→ Records supplied
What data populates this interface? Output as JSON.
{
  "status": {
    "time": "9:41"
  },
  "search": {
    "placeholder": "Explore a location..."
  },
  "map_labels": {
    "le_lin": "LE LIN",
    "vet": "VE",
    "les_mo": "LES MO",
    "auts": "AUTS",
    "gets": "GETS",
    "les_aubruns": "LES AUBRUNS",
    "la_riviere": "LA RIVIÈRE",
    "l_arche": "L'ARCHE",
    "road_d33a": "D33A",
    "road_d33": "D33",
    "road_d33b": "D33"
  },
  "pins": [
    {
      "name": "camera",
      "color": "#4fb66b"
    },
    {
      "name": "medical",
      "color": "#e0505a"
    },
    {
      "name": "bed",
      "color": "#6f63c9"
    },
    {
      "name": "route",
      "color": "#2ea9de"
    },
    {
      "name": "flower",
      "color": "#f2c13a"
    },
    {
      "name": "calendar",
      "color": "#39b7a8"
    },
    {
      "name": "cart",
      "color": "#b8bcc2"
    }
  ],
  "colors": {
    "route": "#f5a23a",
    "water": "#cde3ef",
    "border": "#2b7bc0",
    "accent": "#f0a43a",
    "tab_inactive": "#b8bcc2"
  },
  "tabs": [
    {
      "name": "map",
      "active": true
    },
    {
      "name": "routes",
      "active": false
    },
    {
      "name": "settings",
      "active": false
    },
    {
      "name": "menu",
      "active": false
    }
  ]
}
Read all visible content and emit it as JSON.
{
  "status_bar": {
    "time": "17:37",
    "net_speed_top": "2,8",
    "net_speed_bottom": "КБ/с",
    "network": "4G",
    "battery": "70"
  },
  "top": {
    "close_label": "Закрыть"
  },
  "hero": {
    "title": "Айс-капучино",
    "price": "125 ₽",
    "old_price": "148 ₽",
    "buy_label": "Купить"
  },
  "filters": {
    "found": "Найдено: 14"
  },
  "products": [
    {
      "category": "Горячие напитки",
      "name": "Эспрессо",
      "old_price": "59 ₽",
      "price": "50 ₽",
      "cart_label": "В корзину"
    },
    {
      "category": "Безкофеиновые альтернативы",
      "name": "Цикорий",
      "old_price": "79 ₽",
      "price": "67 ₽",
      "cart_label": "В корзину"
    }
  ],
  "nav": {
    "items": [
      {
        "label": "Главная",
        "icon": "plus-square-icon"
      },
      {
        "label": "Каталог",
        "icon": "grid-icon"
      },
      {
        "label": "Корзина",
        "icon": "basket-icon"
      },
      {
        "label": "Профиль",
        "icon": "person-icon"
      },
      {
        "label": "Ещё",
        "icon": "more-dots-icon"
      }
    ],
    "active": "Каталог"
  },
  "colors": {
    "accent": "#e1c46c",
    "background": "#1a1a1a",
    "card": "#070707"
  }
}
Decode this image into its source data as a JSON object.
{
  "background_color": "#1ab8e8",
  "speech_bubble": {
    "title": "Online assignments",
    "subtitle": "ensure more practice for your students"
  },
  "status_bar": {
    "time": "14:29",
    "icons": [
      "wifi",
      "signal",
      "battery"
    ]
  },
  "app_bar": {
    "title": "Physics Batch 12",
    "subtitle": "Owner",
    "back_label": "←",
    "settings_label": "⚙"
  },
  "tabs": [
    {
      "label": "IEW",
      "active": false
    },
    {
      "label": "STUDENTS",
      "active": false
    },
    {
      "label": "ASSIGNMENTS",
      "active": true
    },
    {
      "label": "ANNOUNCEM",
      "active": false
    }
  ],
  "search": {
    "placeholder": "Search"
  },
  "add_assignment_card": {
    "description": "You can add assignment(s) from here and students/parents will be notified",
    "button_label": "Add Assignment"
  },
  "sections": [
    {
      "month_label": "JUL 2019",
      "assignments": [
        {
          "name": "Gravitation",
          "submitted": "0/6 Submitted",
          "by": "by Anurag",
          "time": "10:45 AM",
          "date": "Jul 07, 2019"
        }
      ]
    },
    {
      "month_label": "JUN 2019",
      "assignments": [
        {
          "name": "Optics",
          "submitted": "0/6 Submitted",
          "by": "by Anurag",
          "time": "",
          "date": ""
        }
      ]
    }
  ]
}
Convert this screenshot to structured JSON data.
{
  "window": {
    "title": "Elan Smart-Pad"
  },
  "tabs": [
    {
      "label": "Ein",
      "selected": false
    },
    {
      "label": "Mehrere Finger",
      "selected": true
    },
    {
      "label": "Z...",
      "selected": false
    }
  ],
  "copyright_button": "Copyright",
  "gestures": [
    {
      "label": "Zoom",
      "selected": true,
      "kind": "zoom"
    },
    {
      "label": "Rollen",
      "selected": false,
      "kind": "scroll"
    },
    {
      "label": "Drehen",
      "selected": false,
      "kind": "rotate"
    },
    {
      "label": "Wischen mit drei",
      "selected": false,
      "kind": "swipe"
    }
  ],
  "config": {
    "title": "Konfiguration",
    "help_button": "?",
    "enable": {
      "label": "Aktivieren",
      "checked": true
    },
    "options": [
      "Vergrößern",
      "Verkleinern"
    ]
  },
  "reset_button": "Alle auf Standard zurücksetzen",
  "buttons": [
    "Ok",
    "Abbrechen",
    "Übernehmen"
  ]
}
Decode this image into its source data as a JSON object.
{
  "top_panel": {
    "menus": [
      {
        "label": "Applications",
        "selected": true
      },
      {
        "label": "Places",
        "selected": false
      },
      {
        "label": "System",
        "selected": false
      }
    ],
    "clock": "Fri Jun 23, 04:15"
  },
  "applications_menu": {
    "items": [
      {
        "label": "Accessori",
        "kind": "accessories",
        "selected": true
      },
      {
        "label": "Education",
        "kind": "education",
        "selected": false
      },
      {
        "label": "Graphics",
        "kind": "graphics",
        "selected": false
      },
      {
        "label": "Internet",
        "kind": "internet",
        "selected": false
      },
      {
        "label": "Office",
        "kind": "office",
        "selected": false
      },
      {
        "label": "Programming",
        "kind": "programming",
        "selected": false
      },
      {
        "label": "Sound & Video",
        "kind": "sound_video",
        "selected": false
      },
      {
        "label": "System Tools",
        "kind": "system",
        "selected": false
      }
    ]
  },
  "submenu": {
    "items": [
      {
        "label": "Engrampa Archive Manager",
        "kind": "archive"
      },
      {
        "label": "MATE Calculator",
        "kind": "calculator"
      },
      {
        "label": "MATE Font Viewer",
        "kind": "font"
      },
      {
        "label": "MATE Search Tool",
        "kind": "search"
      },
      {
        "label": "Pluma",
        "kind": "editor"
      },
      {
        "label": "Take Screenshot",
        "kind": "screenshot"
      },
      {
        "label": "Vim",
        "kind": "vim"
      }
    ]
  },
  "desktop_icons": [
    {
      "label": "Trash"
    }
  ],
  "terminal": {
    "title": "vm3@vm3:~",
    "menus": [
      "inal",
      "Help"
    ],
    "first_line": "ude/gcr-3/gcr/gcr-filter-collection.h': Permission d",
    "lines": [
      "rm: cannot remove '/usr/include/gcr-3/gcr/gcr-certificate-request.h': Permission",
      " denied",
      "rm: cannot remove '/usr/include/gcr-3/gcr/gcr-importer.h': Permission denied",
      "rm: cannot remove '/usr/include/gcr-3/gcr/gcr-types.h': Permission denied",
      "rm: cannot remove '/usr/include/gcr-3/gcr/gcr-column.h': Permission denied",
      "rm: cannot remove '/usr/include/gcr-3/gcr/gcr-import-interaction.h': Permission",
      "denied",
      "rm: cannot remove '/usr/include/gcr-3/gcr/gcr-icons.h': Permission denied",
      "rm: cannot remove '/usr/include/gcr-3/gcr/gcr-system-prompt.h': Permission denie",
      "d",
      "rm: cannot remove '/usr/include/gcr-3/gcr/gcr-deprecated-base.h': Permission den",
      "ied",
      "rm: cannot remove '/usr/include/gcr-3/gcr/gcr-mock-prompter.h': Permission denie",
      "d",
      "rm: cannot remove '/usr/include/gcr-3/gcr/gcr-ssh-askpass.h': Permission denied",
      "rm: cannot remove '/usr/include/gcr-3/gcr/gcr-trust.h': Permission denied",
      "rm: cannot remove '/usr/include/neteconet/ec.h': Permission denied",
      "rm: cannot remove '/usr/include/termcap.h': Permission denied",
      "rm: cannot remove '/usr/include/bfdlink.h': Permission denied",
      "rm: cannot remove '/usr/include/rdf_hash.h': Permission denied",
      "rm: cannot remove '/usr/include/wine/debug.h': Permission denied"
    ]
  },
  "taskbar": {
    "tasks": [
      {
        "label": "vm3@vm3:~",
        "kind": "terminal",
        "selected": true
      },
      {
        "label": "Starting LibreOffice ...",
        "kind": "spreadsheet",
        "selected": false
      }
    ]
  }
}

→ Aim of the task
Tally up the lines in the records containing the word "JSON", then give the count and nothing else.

→ Response
5